Website and app data records
══════
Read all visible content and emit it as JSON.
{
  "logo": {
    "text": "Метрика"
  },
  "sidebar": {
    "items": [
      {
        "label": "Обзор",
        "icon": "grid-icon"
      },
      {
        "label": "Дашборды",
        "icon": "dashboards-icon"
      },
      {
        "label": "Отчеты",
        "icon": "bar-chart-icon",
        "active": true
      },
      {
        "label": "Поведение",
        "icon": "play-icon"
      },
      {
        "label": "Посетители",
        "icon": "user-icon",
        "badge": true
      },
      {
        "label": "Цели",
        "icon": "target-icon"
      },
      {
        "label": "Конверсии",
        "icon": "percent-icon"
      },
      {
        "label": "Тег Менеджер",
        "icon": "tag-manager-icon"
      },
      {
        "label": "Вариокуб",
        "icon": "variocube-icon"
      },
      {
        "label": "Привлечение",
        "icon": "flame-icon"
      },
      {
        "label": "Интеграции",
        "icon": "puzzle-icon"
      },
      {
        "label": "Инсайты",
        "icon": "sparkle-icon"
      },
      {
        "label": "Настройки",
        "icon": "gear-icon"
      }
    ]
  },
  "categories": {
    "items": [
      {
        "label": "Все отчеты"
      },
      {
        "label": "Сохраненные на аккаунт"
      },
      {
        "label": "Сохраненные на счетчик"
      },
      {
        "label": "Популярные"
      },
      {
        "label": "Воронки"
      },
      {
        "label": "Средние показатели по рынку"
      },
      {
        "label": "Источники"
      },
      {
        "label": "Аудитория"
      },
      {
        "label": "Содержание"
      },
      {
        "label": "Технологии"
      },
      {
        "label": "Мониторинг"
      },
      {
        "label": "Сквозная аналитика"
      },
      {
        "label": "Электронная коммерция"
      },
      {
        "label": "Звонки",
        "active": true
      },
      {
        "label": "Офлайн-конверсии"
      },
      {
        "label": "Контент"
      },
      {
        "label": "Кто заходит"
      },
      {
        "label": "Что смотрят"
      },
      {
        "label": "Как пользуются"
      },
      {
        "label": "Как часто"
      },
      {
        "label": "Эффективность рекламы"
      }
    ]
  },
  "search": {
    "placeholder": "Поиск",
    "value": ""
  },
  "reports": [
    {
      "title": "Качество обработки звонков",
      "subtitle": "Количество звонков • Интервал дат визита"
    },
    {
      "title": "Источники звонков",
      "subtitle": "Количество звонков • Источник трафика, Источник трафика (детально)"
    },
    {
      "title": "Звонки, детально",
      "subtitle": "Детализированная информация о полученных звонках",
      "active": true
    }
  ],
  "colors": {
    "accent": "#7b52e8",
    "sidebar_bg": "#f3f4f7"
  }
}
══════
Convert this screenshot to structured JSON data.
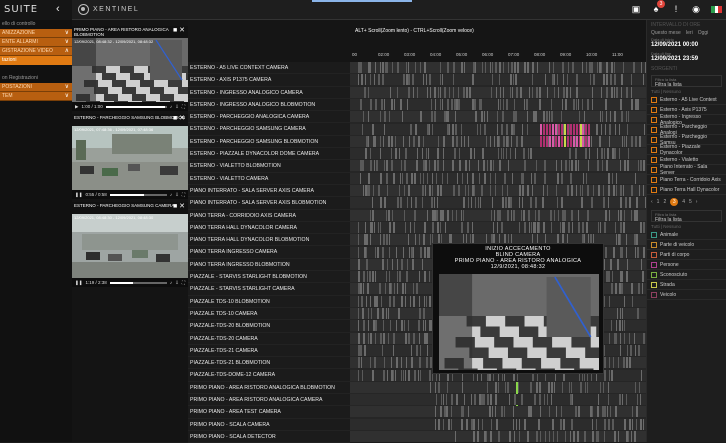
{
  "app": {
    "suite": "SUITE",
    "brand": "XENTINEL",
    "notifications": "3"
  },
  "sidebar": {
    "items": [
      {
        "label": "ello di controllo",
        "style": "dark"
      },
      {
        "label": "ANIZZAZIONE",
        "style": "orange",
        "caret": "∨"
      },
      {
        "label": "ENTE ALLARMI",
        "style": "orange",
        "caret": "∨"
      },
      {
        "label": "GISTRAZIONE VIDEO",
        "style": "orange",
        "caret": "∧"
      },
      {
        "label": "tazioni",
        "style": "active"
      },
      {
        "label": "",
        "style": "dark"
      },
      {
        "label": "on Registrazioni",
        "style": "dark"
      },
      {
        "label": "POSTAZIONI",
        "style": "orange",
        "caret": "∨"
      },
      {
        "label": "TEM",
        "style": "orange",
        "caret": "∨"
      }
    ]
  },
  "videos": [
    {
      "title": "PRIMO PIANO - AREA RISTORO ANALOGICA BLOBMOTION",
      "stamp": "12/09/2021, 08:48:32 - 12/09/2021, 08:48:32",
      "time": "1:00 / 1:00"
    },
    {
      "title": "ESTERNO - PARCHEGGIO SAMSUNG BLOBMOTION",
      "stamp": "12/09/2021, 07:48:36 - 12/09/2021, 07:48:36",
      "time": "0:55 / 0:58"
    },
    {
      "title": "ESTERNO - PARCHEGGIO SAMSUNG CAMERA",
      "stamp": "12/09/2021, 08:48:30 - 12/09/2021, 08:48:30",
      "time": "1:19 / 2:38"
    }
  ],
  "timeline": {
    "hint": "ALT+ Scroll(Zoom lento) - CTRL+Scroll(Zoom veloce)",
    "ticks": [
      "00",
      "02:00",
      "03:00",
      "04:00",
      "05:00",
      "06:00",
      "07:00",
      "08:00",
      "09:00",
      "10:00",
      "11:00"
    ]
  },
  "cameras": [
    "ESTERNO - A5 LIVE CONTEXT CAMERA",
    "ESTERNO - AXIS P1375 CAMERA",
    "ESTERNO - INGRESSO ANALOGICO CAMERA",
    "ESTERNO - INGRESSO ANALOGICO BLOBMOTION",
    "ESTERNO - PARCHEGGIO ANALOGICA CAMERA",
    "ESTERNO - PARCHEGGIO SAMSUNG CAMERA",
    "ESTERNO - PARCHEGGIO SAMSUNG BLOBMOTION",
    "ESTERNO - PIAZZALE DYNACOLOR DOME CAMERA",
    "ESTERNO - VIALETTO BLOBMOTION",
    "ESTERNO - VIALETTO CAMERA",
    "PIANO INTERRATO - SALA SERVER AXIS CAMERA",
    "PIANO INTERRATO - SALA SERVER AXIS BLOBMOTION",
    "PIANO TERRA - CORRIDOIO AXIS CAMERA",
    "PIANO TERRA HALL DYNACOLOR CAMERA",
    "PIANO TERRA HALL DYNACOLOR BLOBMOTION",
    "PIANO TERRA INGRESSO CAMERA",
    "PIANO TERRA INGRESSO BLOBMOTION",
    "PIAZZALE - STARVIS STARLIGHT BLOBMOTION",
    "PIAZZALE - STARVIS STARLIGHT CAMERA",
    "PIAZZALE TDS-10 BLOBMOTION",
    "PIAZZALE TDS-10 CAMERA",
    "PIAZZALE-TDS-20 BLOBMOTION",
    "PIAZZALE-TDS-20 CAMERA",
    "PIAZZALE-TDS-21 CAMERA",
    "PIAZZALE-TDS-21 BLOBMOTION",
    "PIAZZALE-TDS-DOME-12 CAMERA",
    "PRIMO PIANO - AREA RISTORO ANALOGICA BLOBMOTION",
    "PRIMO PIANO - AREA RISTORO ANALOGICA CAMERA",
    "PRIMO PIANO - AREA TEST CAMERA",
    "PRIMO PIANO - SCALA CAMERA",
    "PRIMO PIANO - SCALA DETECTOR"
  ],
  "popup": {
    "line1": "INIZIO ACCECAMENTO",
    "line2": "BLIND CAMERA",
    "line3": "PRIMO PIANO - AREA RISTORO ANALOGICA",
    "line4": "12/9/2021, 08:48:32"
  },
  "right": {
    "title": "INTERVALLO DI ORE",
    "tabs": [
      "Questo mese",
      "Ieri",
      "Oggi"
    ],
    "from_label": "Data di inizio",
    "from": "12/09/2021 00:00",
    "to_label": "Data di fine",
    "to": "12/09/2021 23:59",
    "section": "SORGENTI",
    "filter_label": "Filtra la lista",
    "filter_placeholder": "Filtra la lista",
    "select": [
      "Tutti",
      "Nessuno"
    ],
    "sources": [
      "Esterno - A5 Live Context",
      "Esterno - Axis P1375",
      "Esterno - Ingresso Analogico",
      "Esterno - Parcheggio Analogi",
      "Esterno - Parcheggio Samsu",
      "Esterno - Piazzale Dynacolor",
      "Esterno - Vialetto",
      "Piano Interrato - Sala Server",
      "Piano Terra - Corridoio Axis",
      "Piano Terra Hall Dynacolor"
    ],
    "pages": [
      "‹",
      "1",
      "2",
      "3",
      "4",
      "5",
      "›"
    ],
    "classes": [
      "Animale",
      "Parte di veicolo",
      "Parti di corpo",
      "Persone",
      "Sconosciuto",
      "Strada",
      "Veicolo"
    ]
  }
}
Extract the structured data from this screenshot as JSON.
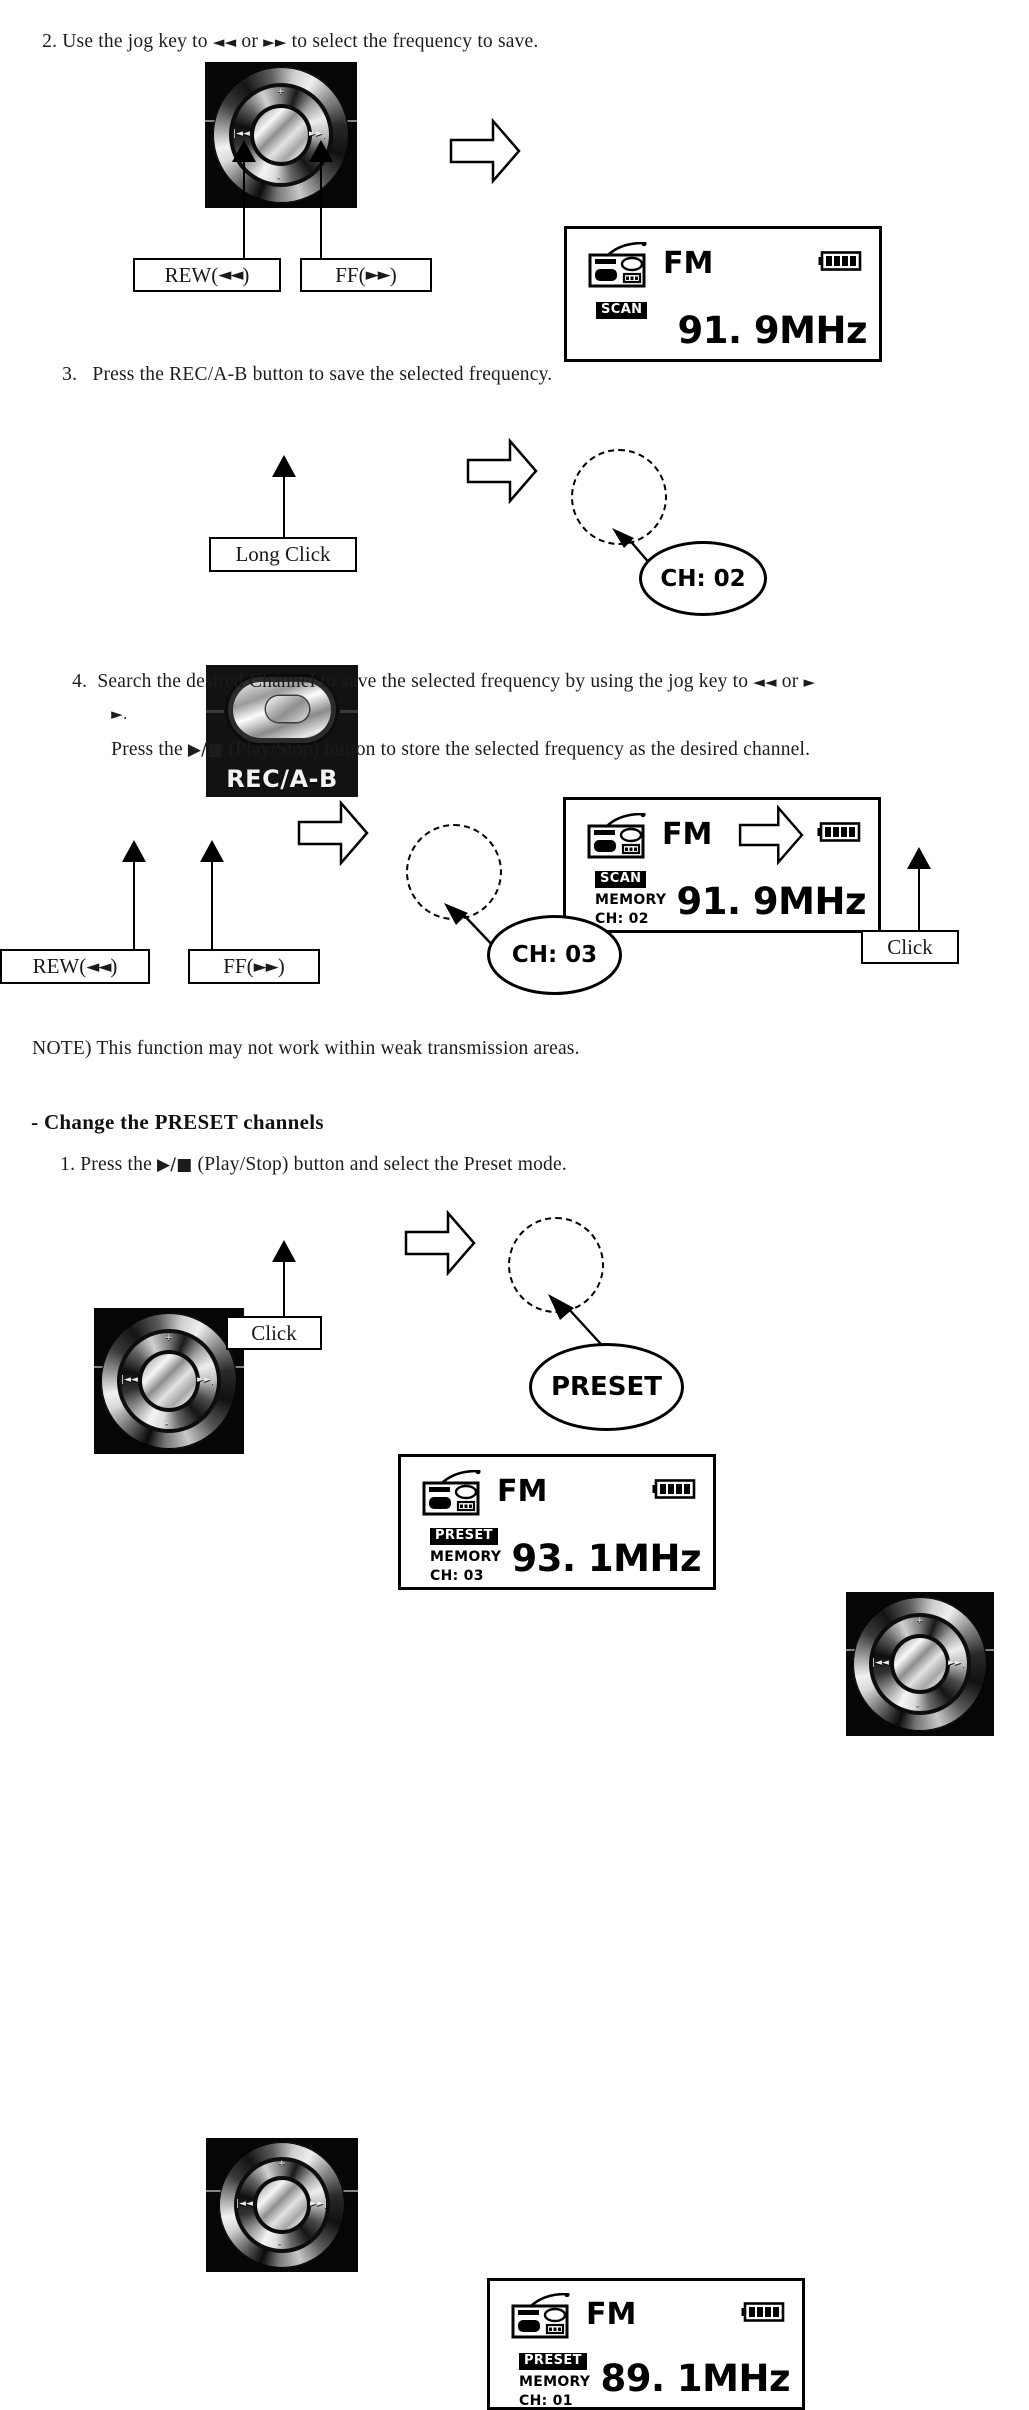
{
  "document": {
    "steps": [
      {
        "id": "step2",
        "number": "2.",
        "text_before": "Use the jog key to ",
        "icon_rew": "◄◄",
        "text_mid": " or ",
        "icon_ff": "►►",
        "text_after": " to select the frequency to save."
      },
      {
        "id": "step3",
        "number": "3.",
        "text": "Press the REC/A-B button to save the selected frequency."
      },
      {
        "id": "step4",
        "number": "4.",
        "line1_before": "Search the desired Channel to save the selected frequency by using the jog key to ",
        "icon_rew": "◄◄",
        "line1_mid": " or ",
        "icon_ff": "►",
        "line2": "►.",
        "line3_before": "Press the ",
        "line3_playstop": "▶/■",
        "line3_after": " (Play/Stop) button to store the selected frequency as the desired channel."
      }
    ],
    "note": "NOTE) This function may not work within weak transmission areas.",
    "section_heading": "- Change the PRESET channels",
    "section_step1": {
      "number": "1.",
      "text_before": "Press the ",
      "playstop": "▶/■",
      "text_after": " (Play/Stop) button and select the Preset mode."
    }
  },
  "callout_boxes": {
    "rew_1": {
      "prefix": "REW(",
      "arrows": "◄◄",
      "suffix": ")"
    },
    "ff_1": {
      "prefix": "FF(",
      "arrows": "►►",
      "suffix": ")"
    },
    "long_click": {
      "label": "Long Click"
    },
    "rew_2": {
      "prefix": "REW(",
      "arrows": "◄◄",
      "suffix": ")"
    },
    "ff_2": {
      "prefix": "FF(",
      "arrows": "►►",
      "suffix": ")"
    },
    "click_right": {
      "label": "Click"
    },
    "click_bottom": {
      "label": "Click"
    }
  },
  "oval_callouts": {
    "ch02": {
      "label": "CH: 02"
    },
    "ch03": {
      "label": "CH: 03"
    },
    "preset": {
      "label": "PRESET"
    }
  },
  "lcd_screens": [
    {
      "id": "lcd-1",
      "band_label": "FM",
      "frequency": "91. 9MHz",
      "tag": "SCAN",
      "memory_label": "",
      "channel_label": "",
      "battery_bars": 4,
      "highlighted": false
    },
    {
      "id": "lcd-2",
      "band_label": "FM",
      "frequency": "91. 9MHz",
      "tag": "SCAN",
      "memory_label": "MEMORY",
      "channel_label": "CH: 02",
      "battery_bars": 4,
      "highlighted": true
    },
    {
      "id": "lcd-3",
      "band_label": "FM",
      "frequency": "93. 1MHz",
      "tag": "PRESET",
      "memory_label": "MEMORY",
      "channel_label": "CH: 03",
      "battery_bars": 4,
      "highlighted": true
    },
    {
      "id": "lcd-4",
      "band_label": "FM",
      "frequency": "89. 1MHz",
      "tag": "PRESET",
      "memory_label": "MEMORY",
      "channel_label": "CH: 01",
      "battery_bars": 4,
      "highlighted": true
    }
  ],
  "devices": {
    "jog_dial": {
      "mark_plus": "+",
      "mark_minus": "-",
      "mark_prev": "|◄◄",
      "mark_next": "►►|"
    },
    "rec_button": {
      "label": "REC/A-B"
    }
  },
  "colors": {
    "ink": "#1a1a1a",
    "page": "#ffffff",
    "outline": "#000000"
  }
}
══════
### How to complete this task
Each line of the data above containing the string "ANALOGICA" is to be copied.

### Completed task
      "title": "PRIMO PIANO - AREA RISTORO ANALOGICA BLOBMOTION",
    "ESTERNO - PARCHEGGIO ANALOGICA CAMERA",
    "PRIMO PIANO - AREA RISTORO ANALOGICA BLOBMOTION",
    "PRIMO PIANO - AREA RISTORO ANALOGICA CAMERA",
    "line3": "PRIMO PIANO - AREA RISTORO ANALOGICA",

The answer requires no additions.